Stored data:

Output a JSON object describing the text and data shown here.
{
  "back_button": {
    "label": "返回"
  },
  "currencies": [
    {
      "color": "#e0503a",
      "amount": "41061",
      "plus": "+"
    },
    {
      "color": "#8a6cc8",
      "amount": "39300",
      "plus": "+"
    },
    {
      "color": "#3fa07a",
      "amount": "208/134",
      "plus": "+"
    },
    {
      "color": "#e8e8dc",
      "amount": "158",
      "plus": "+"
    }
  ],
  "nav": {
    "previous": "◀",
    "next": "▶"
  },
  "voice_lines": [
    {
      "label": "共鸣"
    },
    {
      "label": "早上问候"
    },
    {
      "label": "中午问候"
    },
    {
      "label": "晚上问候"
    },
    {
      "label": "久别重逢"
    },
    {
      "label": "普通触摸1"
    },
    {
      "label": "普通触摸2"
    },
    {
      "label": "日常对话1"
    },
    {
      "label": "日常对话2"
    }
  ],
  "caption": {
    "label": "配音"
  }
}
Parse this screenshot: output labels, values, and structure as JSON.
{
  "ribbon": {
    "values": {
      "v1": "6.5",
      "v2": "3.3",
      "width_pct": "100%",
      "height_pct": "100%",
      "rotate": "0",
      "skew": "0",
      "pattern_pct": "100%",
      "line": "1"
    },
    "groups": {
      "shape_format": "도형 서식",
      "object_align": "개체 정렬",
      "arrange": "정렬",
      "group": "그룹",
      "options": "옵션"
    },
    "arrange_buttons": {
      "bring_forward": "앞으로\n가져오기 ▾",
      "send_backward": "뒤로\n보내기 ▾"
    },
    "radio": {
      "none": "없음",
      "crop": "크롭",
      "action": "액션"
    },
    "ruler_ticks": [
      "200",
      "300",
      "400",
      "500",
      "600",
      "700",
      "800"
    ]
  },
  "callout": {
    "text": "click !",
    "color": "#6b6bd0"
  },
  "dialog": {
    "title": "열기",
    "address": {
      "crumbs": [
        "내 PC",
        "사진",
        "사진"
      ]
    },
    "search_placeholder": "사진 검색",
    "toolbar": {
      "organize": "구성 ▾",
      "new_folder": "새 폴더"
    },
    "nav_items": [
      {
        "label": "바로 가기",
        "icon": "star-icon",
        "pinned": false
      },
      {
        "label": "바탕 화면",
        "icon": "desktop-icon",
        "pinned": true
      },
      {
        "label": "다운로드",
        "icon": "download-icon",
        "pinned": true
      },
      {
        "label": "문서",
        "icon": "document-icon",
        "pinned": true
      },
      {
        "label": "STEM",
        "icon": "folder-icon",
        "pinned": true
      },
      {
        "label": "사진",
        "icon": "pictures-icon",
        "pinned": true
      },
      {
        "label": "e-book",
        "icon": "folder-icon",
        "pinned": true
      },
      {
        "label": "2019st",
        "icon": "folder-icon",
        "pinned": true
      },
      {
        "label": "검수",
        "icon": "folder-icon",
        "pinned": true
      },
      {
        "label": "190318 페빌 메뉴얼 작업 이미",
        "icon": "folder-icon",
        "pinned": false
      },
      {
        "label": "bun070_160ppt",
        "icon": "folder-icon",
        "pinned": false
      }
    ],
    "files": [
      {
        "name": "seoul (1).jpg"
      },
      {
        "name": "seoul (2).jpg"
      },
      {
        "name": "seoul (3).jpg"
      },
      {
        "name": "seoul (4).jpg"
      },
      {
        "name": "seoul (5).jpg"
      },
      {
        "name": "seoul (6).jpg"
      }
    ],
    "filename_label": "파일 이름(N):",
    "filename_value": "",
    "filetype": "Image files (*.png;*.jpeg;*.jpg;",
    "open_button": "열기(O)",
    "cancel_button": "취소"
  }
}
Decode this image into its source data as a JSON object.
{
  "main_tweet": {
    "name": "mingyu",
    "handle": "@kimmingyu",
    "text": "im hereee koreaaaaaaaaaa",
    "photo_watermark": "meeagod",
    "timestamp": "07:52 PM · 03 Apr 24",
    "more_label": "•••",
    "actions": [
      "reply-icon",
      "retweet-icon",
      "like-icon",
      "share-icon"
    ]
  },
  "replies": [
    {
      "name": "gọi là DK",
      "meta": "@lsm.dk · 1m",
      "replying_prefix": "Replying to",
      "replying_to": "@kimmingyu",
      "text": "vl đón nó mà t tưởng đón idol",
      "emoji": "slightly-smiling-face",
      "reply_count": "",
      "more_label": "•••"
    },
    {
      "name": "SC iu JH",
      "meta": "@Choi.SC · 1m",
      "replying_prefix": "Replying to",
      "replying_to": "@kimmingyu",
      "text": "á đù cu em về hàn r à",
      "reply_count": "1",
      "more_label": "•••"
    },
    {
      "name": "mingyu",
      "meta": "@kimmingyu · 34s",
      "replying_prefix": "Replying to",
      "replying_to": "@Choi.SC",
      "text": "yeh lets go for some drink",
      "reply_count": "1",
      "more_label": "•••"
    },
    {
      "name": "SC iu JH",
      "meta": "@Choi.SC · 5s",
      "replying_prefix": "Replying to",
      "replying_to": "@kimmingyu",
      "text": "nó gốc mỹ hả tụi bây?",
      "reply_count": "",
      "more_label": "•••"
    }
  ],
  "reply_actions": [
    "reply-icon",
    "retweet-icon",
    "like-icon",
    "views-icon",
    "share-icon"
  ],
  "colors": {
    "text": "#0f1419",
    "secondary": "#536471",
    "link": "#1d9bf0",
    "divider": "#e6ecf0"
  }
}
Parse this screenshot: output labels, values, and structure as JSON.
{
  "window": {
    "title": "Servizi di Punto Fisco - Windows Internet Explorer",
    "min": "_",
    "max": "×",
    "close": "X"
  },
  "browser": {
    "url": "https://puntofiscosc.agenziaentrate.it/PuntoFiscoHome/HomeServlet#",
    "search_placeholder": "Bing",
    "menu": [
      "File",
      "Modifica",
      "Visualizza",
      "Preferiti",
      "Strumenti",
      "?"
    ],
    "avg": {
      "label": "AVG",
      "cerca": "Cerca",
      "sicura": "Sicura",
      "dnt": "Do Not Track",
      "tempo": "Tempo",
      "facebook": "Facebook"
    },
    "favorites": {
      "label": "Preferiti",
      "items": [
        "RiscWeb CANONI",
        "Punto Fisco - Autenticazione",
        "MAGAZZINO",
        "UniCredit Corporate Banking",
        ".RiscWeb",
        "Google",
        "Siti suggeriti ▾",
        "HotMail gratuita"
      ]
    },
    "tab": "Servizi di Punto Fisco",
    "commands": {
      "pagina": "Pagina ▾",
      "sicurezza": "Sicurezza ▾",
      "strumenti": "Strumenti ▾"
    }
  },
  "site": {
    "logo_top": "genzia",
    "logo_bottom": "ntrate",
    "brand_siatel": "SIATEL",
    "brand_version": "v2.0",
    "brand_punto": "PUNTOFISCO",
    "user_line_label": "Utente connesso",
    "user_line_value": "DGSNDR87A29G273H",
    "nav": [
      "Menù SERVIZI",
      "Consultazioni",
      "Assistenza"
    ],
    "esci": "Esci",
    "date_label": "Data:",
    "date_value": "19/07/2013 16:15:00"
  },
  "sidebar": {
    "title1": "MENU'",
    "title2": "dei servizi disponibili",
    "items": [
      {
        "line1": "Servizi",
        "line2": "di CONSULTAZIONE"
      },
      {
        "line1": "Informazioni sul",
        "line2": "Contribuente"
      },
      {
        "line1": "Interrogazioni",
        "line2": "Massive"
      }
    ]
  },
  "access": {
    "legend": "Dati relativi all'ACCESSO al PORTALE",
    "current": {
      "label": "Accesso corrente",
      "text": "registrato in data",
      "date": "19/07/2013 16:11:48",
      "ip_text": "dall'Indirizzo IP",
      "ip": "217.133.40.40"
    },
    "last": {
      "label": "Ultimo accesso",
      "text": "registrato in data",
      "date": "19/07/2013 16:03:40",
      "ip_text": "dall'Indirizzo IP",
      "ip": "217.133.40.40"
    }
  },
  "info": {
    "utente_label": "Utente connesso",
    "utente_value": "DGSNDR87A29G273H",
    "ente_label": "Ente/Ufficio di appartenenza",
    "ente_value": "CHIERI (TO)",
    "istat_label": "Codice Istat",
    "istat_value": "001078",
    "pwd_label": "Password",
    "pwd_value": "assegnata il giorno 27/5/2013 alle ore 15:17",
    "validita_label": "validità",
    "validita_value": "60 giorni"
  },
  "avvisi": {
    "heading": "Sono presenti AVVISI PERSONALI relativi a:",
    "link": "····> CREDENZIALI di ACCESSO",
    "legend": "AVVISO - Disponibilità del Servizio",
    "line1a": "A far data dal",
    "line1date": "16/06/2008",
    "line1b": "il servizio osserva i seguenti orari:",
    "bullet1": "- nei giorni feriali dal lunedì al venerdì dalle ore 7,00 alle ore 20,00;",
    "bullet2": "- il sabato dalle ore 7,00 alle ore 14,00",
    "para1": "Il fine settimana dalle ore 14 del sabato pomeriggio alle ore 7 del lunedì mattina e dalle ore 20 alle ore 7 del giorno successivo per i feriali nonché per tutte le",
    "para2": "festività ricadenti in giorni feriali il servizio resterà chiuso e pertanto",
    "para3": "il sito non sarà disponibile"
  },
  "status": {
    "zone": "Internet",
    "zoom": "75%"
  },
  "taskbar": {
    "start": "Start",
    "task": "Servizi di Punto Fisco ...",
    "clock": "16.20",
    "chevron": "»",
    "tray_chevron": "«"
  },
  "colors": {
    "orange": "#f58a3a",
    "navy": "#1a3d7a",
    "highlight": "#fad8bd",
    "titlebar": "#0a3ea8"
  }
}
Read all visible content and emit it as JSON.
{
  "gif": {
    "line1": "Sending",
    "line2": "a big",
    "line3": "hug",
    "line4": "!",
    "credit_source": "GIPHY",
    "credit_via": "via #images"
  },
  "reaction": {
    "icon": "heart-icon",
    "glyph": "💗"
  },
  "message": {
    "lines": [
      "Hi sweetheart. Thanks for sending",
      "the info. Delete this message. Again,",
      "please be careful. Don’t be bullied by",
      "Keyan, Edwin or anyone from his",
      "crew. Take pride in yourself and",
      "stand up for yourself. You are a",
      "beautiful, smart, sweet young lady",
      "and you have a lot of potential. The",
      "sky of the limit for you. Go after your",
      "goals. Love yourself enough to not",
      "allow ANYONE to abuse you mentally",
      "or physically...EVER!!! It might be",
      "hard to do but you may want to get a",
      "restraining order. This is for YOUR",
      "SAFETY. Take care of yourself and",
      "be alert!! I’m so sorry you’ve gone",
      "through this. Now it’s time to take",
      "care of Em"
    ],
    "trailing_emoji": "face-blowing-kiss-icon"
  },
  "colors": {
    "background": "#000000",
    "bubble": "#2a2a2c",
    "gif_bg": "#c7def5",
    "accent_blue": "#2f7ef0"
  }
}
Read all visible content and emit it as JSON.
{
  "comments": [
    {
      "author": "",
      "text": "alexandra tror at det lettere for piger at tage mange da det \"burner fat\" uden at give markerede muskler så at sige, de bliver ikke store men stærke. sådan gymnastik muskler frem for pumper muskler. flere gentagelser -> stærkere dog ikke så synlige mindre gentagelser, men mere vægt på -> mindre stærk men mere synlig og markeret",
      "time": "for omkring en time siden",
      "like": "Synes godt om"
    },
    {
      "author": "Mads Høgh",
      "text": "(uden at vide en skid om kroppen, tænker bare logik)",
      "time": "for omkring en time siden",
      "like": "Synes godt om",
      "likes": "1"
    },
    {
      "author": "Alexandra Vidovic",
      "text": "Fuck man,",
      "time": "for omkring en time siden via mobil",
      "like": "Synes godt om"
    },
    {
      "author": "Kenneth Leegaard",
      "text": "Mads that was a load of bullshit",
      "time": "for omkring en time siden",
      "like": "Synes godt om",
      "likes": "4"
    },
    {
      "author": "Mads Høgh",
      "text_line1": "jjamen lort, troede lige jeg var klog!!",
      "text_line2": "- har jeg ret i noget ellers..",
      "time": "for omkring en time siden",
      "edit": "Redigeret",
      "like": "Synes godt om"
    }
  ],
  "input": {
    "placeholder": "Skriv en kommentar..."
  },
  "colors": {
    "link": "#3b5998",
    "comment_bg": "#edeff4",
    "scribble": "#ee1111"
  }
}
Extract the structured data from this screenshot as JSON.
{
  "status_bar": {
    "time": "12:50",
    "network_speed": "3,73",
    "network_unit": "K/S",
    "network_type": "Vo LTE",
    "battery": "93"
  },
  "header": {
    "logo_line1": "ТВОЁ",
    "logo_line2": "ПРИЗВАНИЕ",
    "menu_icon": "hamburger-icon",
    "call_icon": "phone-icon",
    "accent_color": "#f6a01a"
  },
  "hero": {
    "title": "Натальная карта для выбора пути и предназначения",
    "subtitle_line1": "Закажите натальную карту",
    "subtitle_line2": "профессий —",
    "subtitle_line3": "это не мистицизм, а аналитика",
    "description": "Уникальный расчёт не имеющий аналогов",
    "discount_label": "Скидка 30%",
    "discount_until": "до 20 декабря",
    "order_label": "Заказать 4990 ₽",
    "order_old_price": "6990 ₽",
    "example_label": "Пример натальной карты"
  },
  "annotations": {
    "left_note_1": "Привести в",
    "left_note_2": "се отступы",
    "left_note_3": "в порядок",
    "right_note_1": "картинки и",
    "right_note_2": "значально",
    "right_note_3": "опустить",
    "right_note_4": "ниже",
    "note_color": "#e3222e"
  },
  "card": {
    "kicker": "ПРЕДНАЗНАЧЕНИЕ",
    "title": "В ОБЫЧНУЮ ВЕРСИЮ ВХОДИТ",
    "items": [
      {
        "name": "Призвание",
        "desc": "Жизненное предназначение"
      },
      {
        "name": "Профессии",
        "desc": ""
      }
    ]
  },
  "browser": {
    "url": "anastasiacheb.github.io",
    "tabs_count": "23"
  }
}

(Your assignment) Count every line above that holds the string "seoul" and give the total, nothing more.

(Output below) 6